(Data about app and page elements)
========================

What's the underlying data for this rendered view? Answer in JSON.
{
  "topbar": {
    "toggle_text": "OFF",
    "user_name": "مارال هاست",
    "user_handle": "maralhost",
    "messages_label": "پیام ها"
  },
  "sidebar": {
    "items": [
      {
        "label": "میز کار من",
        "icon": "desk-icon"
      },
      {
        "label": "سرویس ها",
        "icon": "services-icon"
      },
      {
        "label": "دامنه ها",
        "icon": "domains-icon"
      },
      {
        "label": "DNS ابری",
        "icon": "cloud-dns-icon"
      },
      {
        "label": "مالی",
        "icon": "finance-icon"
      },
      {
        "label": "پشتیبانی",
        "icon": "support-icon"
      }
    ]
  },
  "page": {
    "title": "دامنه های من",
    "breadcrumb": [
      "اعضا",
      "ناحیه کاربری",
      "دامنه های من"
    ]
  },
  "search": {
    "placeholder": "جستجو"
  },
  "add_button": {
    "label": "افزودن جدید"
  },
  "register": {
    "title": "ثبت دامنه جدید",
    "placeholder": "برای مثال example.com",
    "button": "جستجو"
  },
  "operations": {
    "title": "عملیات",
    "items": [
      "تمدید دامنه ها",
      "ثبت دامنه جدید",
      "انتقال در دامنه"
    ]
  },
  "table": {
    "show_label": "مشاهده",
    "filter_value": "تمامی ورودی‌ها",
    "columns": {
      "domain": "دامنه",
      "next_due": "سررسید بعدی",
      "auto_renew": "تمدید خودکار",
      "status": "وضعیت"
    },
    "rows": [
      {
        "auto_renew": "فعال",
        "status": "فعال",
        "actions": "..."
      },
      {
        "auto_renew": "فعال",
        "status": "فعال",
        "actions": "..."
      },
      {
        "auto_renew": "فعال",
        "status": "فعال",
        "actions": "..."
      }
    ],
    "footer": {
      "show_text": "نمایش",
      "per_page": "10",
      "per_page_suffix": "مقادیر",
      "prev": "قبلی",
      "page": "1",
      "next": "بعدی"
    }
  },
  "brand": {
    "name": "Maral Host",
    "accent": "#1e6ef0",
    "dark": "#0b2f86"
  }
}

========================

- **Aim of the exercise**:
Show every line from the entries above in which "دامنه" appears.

- **Answer box**:
        "label": "دامنه ها",
    "title": "دامنه های من",
      "دامنه های من"
    "title": "ثبت دامنه جدید",
      "تمدید دامنه ها",
      "ثبت دامنه جدید",
      "انتقال در دامنه"
      "domain": "دامنه",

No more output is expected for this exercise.